The road from Myvatn to Dettifoss leads through a desolate brown and grey coloured landscape made up of lava, lava, and glacially reworked lava. Huge end moraines indicate where the Icelandic ice sheet once halted on its final retreat. Wind-polished rocks and tiny arctic plants in sheltered areas show how harsh climatic conditions are here.
The waterfall at Dettifoss is impressive – a huge mass of water plunges into a deeply incised canyon, which is lined with beautiful vertical basalt columns. How long time did it take to create this 100 m deep canyon? How much water must have run through here during the last thousands of years? How old are the basalt columns?
A section through a remarkable feeder dyke of the Sveinar-Randarhólar crater is exposed alongside the canyon, and surrounded by horizontal black and red ash layers to the right and left. This eruption is dated to around 6000-8000 years ago, and gives us a maximum age for the incision of the canyon. It is amazing that such a deep canyon formed in such a short time.

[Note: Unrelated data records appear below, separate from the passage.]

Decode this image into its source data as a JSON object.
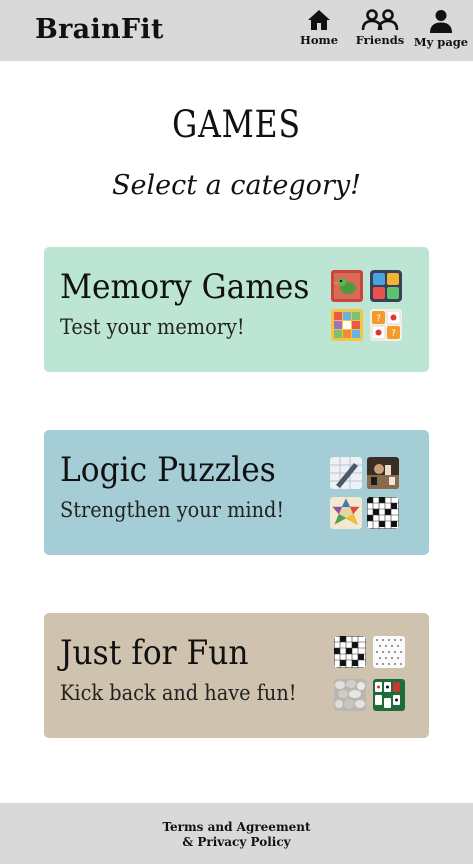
{
  "header": {
    "brand": "BrainFit",
    "nav": {
      "home": "Home",
      "friends": "Friends",
      "mypage": "My page"
    }
  },
  "main": {
    "title": "GAMES",
    "subtitle": "Select a category!",
    "categories": [
      {
        "title": "Memory Games",
        "subtitle": "Test your memory!",
        "color": "#bce5d4",
        "thumbnails": [
          "bird-card-icon",
          "tile-grid-icon",
          "memory-board-icon",
          "question-cards-icon"
        ]
      },
      {
        "title": "Logic Puzzles",
        "subtitle": "Strengthen your mind!",
        "color": "#a4cdd6",
        "thumbnails": [
          "pencil-paper-icon",
          "chess-photo-icon",
          "chinese-checkers-icon",
          "crossword-icon"
        ]
      },
      {
        "title": "Just for Fun",
        "subtitle": "Kick back and have fun!",
        "color": "#cfc2ae",
        "thumbnails": [
          "crossword-icon",
          "word-search-icon",
          "pebbles-icon",
          "solitaire-icon"
        ]
      }
    ]
  },
  "footer": {
    "terms": "Terms and Agreement",
    "privacy": "& Privacy Policy"
  }
}
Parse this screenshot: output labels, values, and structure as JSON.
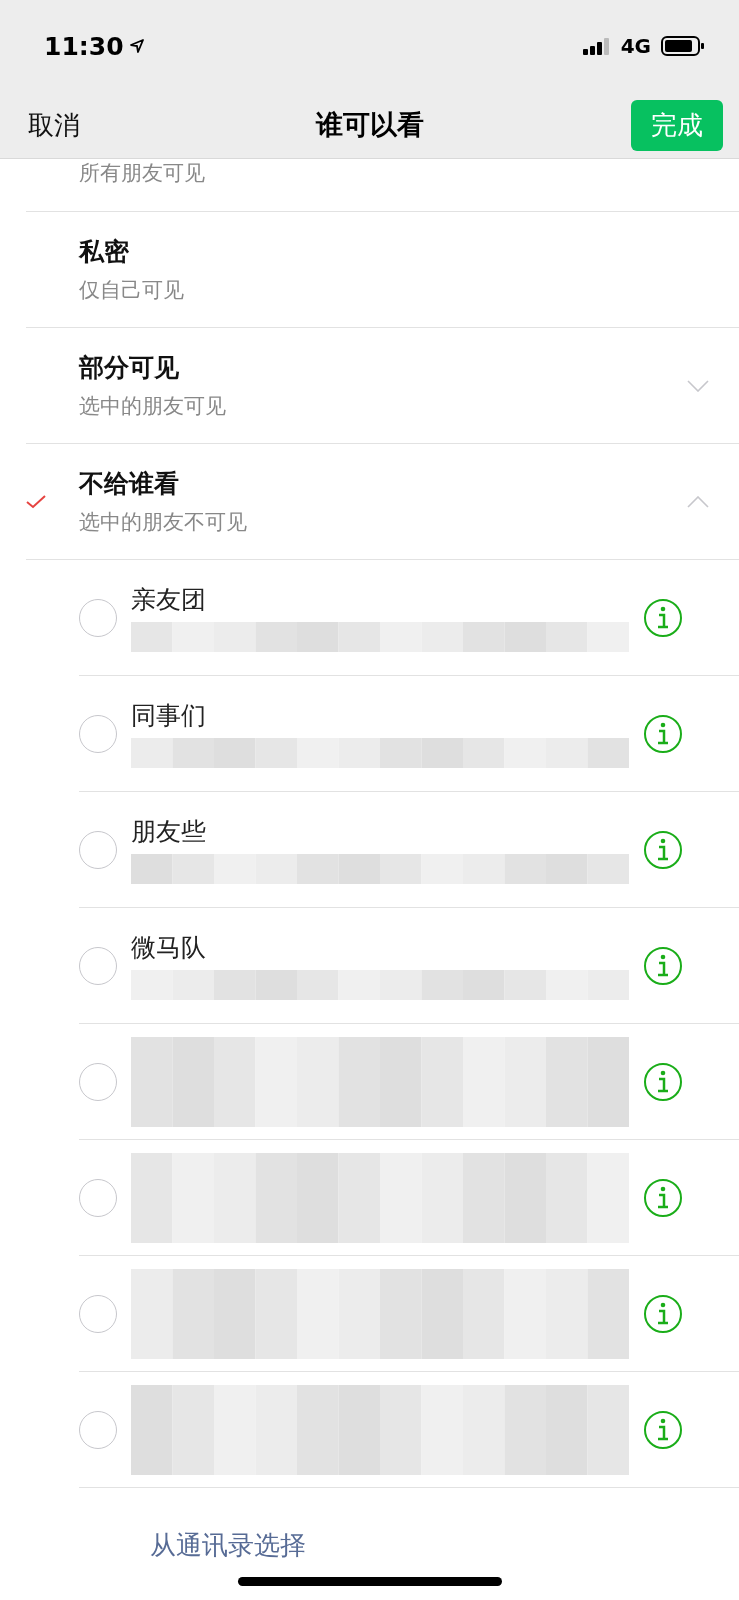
{
  "status_bar": {
    "time": "11:30",
    "network": "4G"
  },
  "nav": {
    "cancel": "取消",
    "title": "谁可以看",
    "done": "完成"
  },
  "options": [
    {
      "subtitle": "所有朋友可见",
      "checked": false
    },
    {
      "title": "私密",
      "subtitle": "仅自己可见",
      "checked": false
    },
    {
      "title": "部分可见",
      "subtitle": "选中的朋友可见",
      "checked": false,
      "expanded": false
    },
    {
      "title": "不给谁看",
      "subtitle": "选中的朋友不可见",
      "checked": true,
      "expanded": true
    }
  ],
  "groups": [
    {
      "name": "亲友团",
      "selected": false
    },
    {
      "name": "同事们",
      "selected": false
    },
    {
      "name": "朋友些",
      "selected": false
    },
    {
      "name": "微马队",
      "selected": false
    },
    {
      "selected": false
    },
    {
      "selected": false
    },
    {
      "selected": false
    },
    {
      "selected": false
    }
  ],
  "footer_link": "从通讯录选择"
}
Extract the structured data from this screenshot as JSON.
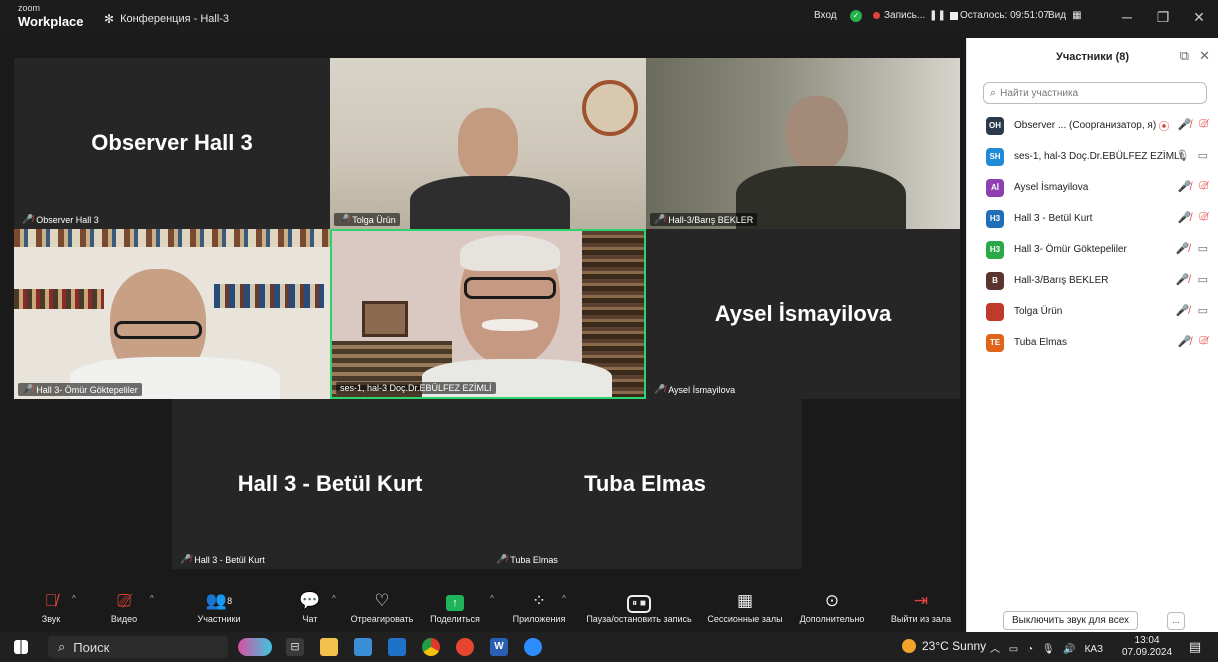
{
  "app": {
    "logo_top": "zoom",
    "logo_bottom": "Workplace",
    "meeting_title": "Конференция - Hall-3"
  },
  "topbar": {
    "login": "Вход",
    "recording": "Запись...",
    "remaining": "Осталось: 09:51:07",
    "view": "Вид"
  },
  "tiles": {
    "observer": {
      "big": "Observer Hall 3",
      "tag": "Observer Hall 3"
    },
    "tolga": {
      "tag": "Tolga Ürün"
    },
    "baris": {
      "tag": "Hall-3/Barış BEKLER"
    },
    "omur": {
      "tag": "Hall 3- Ömür Göktepeliler"
    },
    "ebulfez": {
      "tag": "ses-1, hal-3 Doç.Dr.EBÜLFEZ EZİMLİ"
    },
    "aysel": {
      "big": "Aysel İsmayilova",
      "tag": "Aysel İsmayilova"
    },
    "betul": {
      "big": "Hall 3 - Betül Kurt",
      "tag": "Hall 3 - Betül Kurt"
    },
    "tuba": {
      "big": "Tuba Elmas",
      "tag": "Tuba Elmas"
    }
  },
  "toolbar": {
    "audio": "Звук",
    "video": "Видео",
    "participants": "Участники",
    "participants_count": "8",
    "chat": "Чат",
    "react": "Отреагировать",
    "share": "Поделиться",
    "apps": "Приложения",
    "pause_rec": "Пауза/остановить запись",
    "breakout": "Сессионные залы",
    "more": "Дополнительно",
    "leave": "Выйти из зала"
  },
  "panel": {
    "title": "Участники (8)",
    "search_placeholder": "Найти участника",
    "participants": [
      {
        "initials": "OH",
        "name": "Observer ... (Соорганизатор, я)",
        "color": "#2a3a4a"
      },
      {
        "initials": "SH",
        "name": "ses-1, hal-3 Doç.Dr.EBÜLFEZ EZİMLİ",
        "color": "#1f8ad6"
      },
      {
        "initials": "Aİ",
        "name": "Aysel İsmayilova",
        "color": "#8e3fb0"
      },
      {
        "initials": "H3",
        "name": "Hall 3 - Betül Kurt",
        "color": "#1f6fb8"
      },
      {
        "initials": "H3",
        "name": "Hall 3- Ömür Göktepeliler",
        "color": "#2aa84a"
      },
      {
        "initials": "B",
        "name": "Hall-3/Barış BEKLER",
        "color": "#5a3530"
      },
      {
        "initials": "",
        "name": "Tolga Ürün",
        "color": "#c0392b"
      },
      {
        "initials": "TE",
        "name": "Tuba Elmas",
        "color": "#e0651a"
      }
    ],
    "mute_all": "Выключить звук для всех",
    "more": "..."
  },
  "taskbar": {
    "search": "Поиск",
    "weather": "23°C  Sunny",
    "lang": "КАЗ",
    "time": "13:04",
    "date": "07.09.2024"
  }
}
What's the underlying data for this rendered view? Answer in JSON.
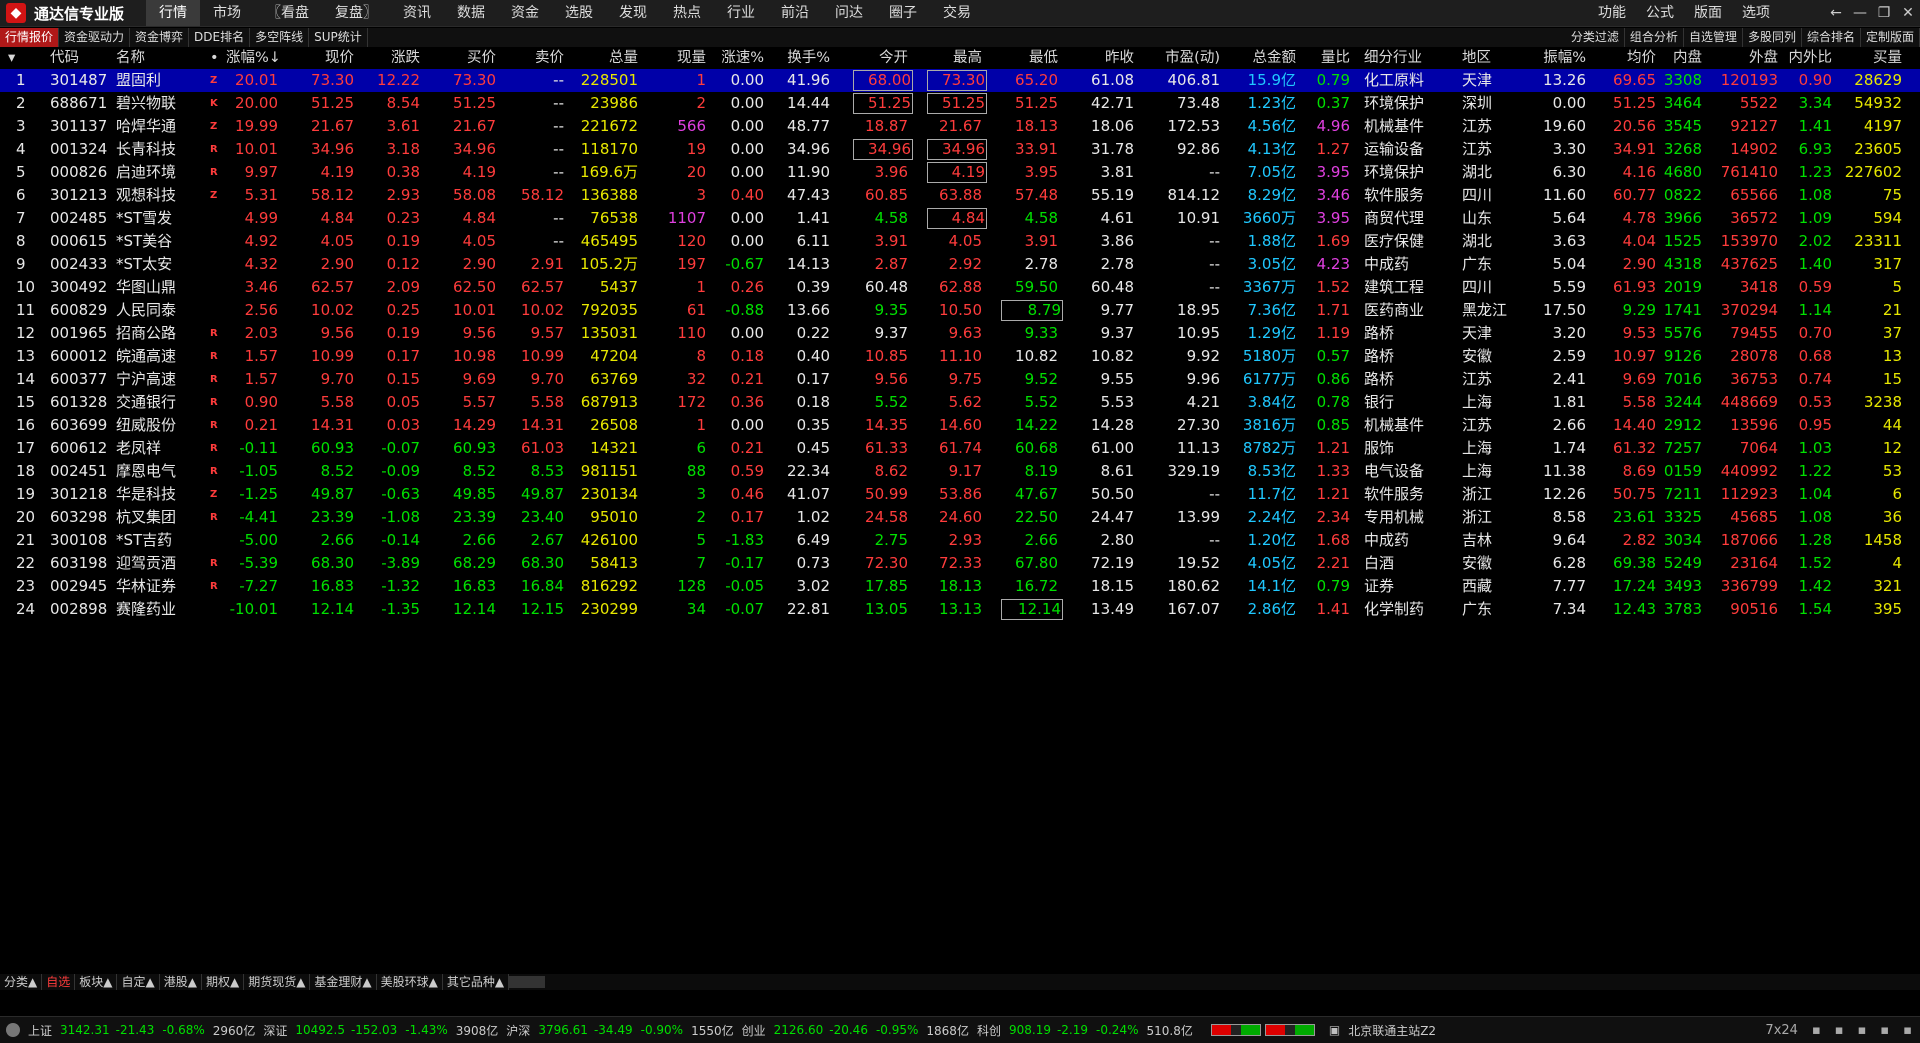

Closer to Myvatn the soil emits steam and its hue changes to a yellowish brown and orange yellow. This is the place where sulphur appears at the surface and where a smell of rotten eggs fills the air. But it is also the place of the famous hot springs used for geothermal power production, heating and recreation. A well-known spot are the pools with hot water close to Myvatn, which attract tourists and geology students equally.
The first green patches appear around Lake Myvatn. It is one of Iceland’s larger lakes, a paradise for bird watchers and an oasis in the middle of all the dark lava fields. The lake is surrounded by green meadows with grazing sheep, lovely birch and larch forests, and dotted with small farms and villages. The tourist season has just started and the cottages, guesthouses and hotels will soon fill up.
This evening the first group of students will leave and the second group will arrive to Akureyri. The next four days will be spent exploring volcanoes, lava fields, hot springs, faults and rift zones, and with filming the students and the great landscapes.